Timothy Wayne Watson


Need Masonry Work

How getting your bricks and mortar "fixed" can ruin your house

Timothy Wayne Watson, Masonry, Restoration, Norfolk

A Local Example

Timothy Wayne Watson (aka "Shorty" Watson), formerly doing business as Masonry Restoration, Inc. of Norfolk, Virginia, did extensive brick repointing and masonry foundation work at a 90+ year-old property in Norfolk during April-May, 2011. Later inspections by experts revealed that all of Mr. Watson's work was defective and either had to be redone or corrected.

On April 4, 2012 the Virginia Department of Professional and Occupational Regulation (DPOR) fined Masonry Restoration, Inc. (Gary Todd, president; Class B Contractor's License No. 2705129352) for filing a false license application regarding Mr. Watson's participation in its management. The DPOR barred Mr. Watson from acting as an officer of Masonry Restoration, Inc.

DPOR Violation No. 2012-00124


On July 26, 2012 the Norfolk Circuit Court (Case No. CL11005323-00) awarded the owner of the aforementioned property, substantial damages, plus interest, from Mr. Watson and Masonry Restoration, Inc., and the court's decision was not appealed. The amount was in excess of the $20,000 restitution that the state's Contractor Recovery Fund (covering the malfeasance of licensed contractors) had to pay out.

Virginia Dept. of Occupational and Professional Regulation

Virginia State Corporation Commission


Examples of Defective Work

One example of the shoddy work performed by Masonry Restoration, Inc., a rebuilt porch column (subsequently disassembled and properly rebuilt by another contractor). Note the rubble (even inadequately mortared) that comprised the interior of the base of this column:

Timothy Wayne Watson, Masonry, Restoration, Norfolk

Interior of properly constructed masonry porch column:


In this cross-sectional photo of a mortar joint, the terrible repointing done by Masonry Restortion, Inc. can be seen: Old mortar not ground out square; new repointing mortar not pressed in properly (water can collect and freeze in the void left behind it); hard modern Type N repointing mortar (gray) incompatible with old lime rich mortar (amber color), which can lead to the repointing mortar falling our and/or brick spalling.

Timothy Wayne Watson, Masonry, Restoration, Norfolk

Example of overgrinding during repointing by Masonry Restoration, Inc.: The masonry standard for joint widths is approximately 3/8 inch. Professional masons are supposed to be careful not to grind away any material from the surrounding bricks when they grind out the mortar joints for repointing, but here careless grinding has left joints 3/4+ inch wide:

Timothy Wayne Watson, Masonry, Restoration, Norfolk

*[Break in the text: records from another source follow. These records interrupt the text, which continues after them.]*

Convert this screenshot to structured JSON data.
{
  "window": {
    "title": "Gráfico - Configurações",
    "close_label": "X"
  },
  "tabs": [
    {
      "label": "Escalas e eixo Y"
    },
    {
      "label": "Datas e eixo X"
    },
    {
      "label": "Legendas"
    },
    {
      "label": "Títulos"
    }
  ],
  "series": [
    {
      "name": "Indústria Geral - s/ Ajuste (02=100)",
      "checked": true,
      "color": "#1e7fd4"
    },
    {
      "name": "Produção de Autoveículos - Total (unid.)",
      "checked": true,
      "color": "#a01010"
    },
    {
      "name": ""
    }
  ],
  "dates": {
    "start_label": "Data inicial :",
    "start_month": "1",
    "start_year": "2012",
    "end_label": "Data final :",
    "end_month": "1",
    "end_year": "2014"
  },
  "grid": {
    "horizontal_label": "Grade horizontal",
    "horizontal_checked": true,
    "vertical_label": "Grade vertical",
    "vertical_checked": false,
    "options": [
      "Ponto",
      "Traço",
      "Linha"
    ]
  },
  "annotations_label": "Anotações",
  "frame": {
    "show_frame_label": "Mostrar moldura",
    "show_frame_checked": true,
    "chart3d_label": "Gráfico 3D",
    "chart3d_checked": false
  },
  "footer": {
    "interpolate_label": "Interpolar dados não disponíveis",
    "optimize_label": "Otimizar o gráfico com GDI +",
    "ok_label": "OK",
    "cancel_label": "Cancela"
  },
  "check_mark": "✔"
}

Repairing plaster cracks that resulted from foundation work done by Masonry Restoration, Inc.:

Timothy Wayne Watson, Masonry, Restoration, Norfolk

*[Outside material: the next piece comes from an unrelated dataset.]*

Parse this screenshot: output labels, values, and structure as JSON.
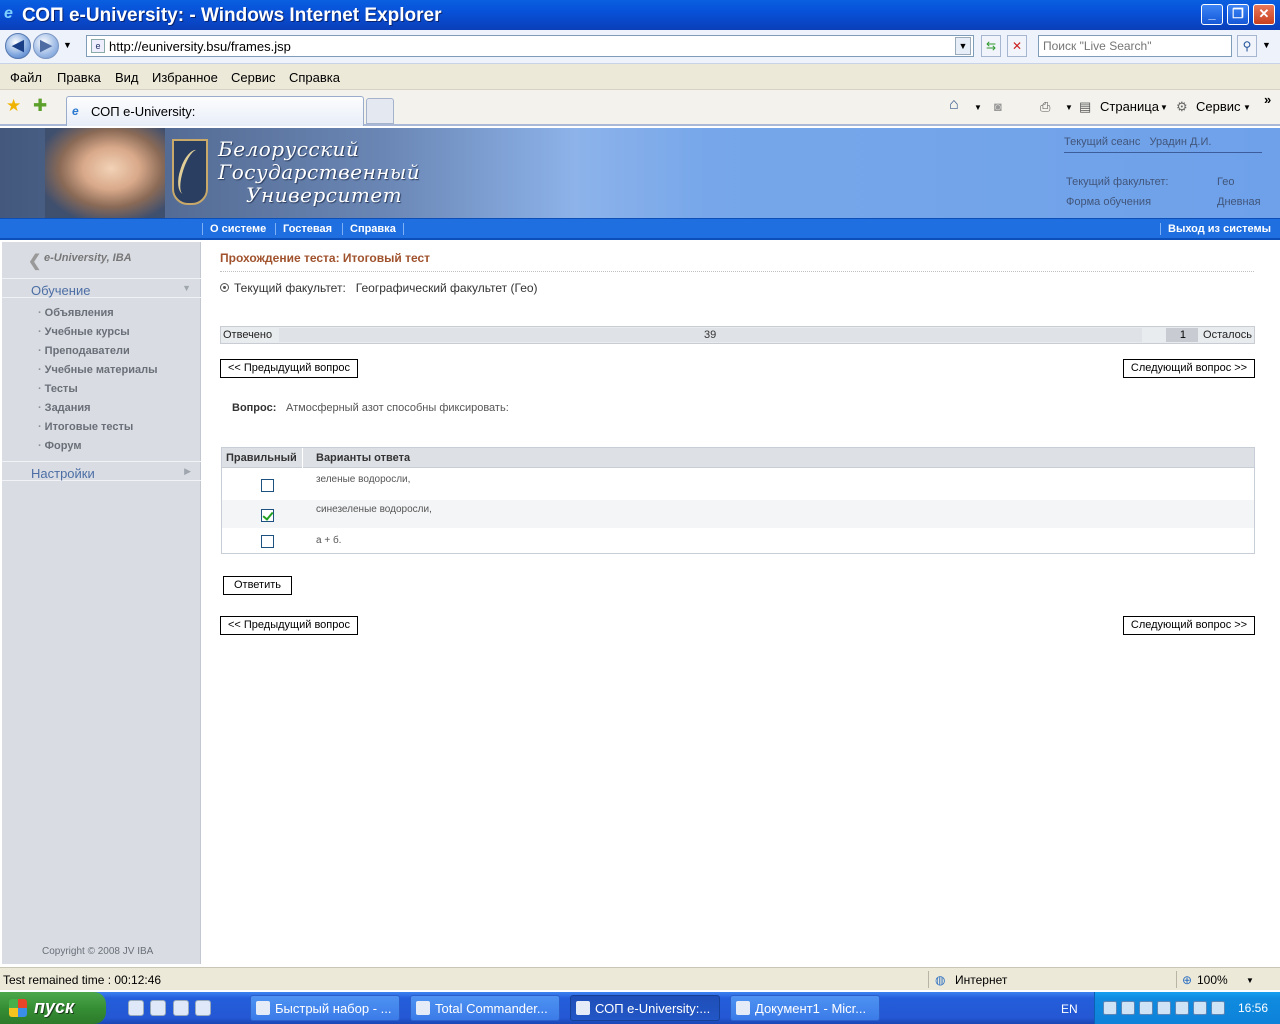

Before hiring any masonry contracting company, check to see that it has a valid contractor's license from the State of Virginia. Also make sure that it has insurance, including Workers' Compensation insurance, otherwise you, the property owner, may be legally liable if a worker is injured on the job.

If you need masonry restoration work,

first do some research at sites like this:

Department of the Interior — masonry cleaning

Department of the Interior — repointing

U.S. Heritage Group